Dataset rows for apps and sites
=== Begin Enclosure ===
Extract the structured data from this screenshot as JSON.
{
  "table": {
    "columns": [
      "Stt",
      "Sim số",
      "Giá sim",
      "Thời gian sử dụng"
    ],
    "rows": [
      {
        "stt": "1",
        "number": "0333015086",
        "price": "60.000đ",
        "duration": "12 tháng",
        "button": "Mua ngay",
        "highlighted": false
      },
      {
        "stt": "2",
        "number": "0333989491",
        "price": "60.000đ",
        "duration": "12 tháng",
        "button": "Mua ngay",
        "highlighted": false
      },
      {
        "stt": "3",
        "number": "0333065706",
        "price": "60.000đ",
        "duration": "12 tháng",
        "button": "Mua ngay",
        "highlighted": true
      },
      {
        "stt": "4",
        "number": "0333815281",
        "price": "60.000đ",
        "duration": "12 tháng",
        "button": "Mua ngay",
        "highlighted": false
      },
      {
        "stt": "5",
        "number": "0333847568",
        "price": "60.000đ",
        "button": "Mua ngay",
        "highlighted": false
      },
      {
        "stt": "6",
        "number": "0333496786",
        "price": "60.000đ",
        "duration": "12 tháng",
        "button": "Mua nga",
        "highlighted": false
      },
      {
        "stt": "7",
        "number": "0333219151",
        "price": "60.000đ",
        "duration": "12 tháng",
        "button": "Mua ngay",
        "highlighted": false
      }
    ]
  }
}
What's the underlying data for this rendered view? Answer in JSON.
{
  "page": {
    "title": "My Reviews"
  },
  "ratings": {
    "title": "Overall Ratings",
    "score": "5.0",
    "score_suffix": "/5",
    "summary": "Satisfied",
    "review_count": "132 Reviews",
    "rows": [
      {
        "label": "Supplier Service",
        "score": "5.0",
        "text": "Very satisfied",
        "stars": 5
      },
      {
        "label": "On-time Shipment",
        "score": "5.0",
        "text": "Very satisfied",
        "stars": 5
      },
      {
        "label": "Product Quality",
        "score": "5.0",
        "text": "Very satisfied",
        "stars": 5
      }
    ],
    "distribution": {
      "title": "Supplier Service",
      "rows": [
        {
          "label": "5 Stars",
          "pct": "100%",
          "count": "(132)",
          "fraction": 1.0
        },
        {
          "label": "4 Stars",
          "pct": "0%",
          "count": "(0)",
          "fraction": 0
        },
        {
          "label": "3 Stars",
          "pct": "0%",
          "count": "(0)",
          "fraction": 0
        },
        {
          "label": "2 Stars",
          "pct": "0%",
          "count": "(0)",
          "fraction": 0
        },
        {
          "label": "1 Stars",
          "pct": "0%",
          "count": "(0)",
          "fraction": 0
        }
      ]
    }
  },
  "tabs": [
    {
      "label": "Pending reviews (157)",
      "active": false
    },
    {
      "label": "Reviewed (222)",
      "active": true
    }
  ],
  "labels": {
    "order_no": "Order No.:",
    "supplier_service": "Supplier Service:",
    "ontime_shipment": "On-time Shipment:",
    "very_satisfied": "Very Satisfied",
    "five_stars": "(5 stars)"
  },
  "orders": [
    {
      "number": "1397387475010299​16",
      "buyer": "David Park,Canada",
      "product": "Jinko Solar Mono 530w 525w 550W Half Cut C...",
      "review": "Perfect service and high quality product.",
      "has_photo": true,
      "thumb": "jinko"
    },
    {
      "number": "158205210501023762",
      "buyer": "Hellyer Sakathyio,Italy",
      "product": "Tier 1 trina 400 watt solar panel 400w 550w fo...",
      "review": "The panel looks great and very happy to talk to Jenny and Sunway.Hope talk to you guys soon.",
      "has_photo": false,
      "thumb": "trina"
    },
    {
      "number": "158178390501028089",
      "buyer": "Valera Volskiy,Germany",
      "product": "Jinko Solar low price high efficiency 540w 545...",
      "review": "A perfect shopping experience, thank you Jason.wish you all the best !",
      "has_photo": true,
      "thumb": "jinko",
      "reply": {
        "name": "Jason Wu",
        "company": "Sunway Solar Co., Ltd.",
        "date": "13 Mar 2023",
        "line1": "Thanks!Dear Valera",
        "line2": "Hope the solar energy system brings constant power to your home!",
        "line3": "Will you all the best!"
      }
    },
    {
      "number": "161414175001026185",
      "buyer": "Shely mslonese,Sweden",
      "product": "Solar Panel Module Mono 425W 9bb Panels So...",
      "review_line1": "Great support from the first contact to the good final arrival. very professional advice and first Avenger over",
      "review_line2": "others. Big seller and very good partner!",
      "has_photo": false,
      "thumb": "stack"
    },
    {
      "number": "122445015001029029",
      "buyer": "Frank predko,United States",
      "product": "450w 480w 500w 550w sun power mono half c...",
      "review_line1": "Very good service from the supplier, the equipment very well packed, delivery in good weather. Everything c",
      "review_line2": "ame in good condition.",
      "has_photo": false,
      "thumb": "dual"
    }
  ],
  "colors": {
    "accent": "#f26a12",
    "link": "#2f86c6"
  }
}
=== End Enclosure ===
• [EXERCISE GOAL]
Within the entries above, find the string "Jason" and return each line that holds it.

• [RESPONSE TO THIS EXERCISE]
      "review": "A perfect shopping experience, thank you Jason.wish you all the best !",
        "name": "Jason Wu",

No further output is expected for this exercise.